The same product evolution is occurring in the world of golf course pest control. A golf course superintendent called me to ask which product I would recommend for an outbreak of Microdochium patch and I mentioned three or four fungicides by their chemical names. The conversation progressed to brand names, post-patent or generic products, and pre-mixes or combination products. I have seen two-, three- and even four-way fungicide and herbicide combination products. Are all of these chemistries necessary? Is a combination product a better value than individually buying each active ingredient? The following explains some advantages and disadvantages of combination products:
- Spectrum – Combination products can be advantageous when facing several pest targets that cannot be controlled by one chemical alone – e.g. brown patch and Pythium or broadleaf and grassy weeds.
- Residual – Applying a curative product with a preventive product can help manage pests that are at varying stages of development. A combination product of this type can extend the duration of control or protection.
- Formulation superiority – Sometimes two products are incompatible when mixed together in a spray tank. Combination products may utilize different carriers to overcome active ingredient antagonism.
- Resistance management – Combination products can help manage resistance if all chemistries in the combination have activity on the primary pest of concern.
- Economics – Combination products can be a good economic choice if they cost less than purchasing each component of the combination product individually.

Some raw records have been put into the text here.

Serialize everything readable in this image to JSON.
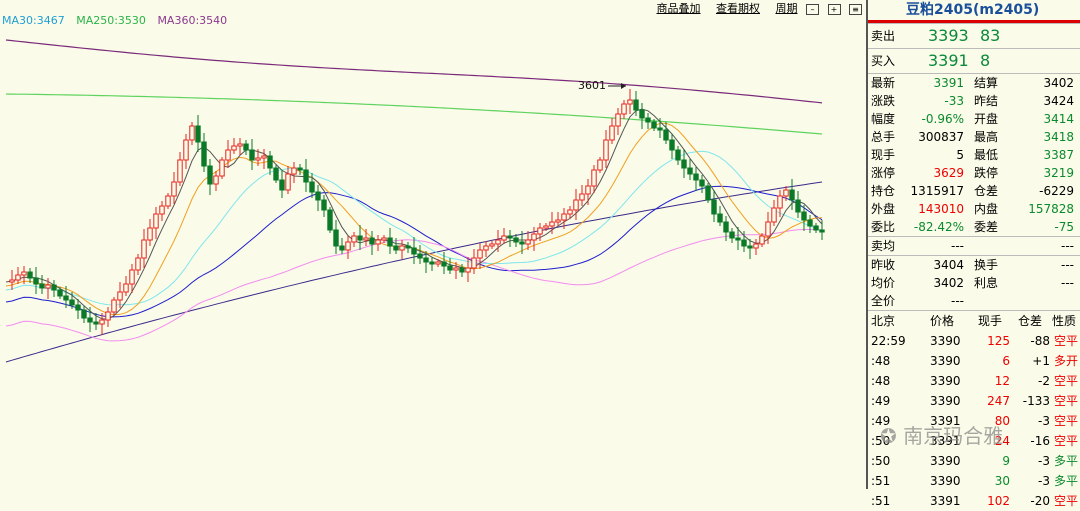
{
  "chart": {
    "ma_legend": [
      {
        "text": "MA30:3467",
        "color": "#1e9fd4"
      },
      {
        "text": "MA250:3530",
        "color": "#2ab34a"
      },
      {
        "text": "MA360:3540",
        "color": "#8a3a8f"
      }
    ],
    "toolbar": {
      "overlay": "商品叠加",
      "options": "查看期权",
      "period": "周期"
    },
    "annotation": "3601",
    "colors": {
      "up": "#e8231e",
      "down": "#0a7a28",
      "ma5": "#555555",
      "ma10": "#f0a020",
      "ma20": "#7ee6ec",
      "ma30": "#1e1ecc",
      "ma60": "#f28cf0",
      "ma120": "#3a2a8a",
      "ma250": "#5fd35f",
      "ma360": "#7a2a7a"
    }
  },
  "panel": {
    "title": "豆粕2405(m2405)",
    "ask": {
      "label": "卖出",
      "price": "3393",
      "qty": "83"
    },
    "bid": {
      "label": "买入",
      "price": "3391",
      "qty": "8"
    },
    "stats": [
      {
        "l1": "最新",
        "v1": "3391",
        "c1": "green",
        "l2": "结算",
        "v2": "3402",
        "c2": ""
      },
      {
        "l1": "涨跌",
        "v1": "-33",
        "c1": "green",
        "l2": "昨结",
        "v2": "3424",
        "c2": ""
      },
      {
        "l1": "幅度",
        "v1": "-0.96%",
        "c1": "green",
        "l2": "开盘",
        "v2": "3414",
        "c2": "green"
      },
      {
        "l1": "总手",
        "v1": "300837",
        "c1": "",
        "l2": "最高",
        "v2": "3418",
        "c2": "green"
      },
      {
        "l1": "现手",
        "v1": "5",
        "c1": "",
        "l2": "最低",
        "v2": "3387",
        "c2": "green"
      },
      {
        "l1": "涨停",
        "v1": "3629",
        "c1": "red",
        "l2": "跌停",
        "v2": "3219",
        "c2": "green"
      },
      {
        "l1": "持仓",
        "v1": "1315917",
        "c1": "",
        "l2": "仓差",
        "v2": "-6229",
        "c2": ""
      },
      {
        "l1": "外盘",
        "v1": "143010",
        "c1": "red",
        "l2": "内盘",
        "v2": "157828",
        "c2": "green"
      },
      {
        "l1": "委比",
        "v1": "-82.42%",
        "c1": "green",
        "l2": "委差",
        "v2": "-75",
        "c2": "green"
      }
    ],
    "avg": {
      "label": "卖均",
      "v1": "---",
      "v2": "---"
    },
    "stats2": [
      {
        "l1": "昨收",
        "v1": "3404",
        "c1": "",
        "l2": "换手",
        "v2": "---",
        "c2": ""
      },
      {
        "l1": "均价",
        "v1": "3402",
        "c1": "",
        "l2": "利息",
        "v2": "---",
        "c2": ""
      },
      {
        "l1": "全价",
        "v1": "---",
        "c1": "",
        "l2": "",
        "v2": "",
        "c2": ""
      }
    ],
    "ticks_header": [
      "北京",
      "价格",
      "现手",
      "仓差",
      "性质"
    ],
    "ticks": [
      {
        "t": "22:59",
        "p": "3390",
        "q": "125",
        "qc": "red",
        "d": "-88",
        "n": "空平",
        "nc": "red"
      },
      {
        "t": ":48",
        "p": "3390",
        "q": "6",
        "qc": "red",
        "d": "+1",
        "n": "多开",
        "nc": "red"
      },
      {
        "t": ":48",
        "p": "3390",
        "q": "12",
        "qc": "red",
        "d": "-2",
        "n": "空平",
        "nc": "red"
      },
      {
        "t": ":49",
        "p": "3390",
        "q": "247",
        "qc": "red",
        "d": "-133",
        "n": "空平",
        "nc": "red"
      },
      {
        "t": ":49",
        "p": "3391",
        "q": "80",
        "qc": "red",
        "d": "-3",
        "n": "空平",
        "nc": "red"
      },
      {
        "t": ":50",
        "p": "3391",
        "q": "24",
        "qc": "red",
        "d": "-16",
        "n": "空平",
        "nc": "red"
      },
      {
        "t": ":50",
        "p": "3390",
        "q": "9",
        "qc": "green",
        "d": "-3",
        "n": "多平",
        "nc": "green"
      },
      {
        "t": ":51",
        "p": "3390",
        "q": "30",
        "qc": "green",
        "d": "-3",
        "n": "多平",
        "nc": "green"
      },
      {
        "t": ":51",
        "p": "3391",
        "q": "102",
        "qc": "red",
        "d": "-20",
        "n": "空平",
        "nc": "red"
      }
    ],
    "watermark": "南京玛合雅"
  }
}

- Confusion – Because combination products contain more than one active ingredient, it becomes even more important for superintendents to know the chemical names and modes of activity for all herbicides, fungicides and insecticides.
- Resistance – Some products have resistance issues. If an active ingredient in a combination product has no activity on the target pest, you may be making other pests less sensitive to that active ingredient in the future.
- Tracking chemical restrictions – Most pesticides have a maximum allowable amount that can be applied. Understand the contents of any combination product to avoid exceeding the maximum allowable amount for any of its individual components. Using different products that contain the same active ingredient does not reset the limit.
- Off-target effects – When applying a combination product for a particular pest, be careful that it does not accidentally affect beneficial organisms that are not the intended target.
- Rates are fixed – Combination products have a set concentration of each active ingredient. You cannot adjust the concentration of one active ingredient without changing the others.
- Economics – Companies may include other active ingredients in a combination product with an active ingredient that is in high demand. Buying a combination product could mean that you are purchasing a product active ingredient you would not otherwise.
So, how should you navigate the sometimes confusing world of combination products? Look at the products you use and have a specific reason for each active ingredient. If you have several pests to manage, consider the active ingredients in any combination product individually to be sure that their attributes are what you desire. It is also important to keep records and calculate product costs by percentage or amount of active ingredient. Compare the cost of individual products with any combination products you are considering. If a combination product meets your needs and costs less than the individual components, it makes sense to use that combination. Otherwise, you might be better off making your own tank mixes.
Southeast Region Agronomists:
Chris Hartwiger, director, USGA Course Consulting Service - email@example.com
Steve Kammerer, regional director – firstname.lastname@example.org
Patrick M. O’Brien, agronomist – email@example.com
Todd Lowe, agronomist – firstname.lastname@example.org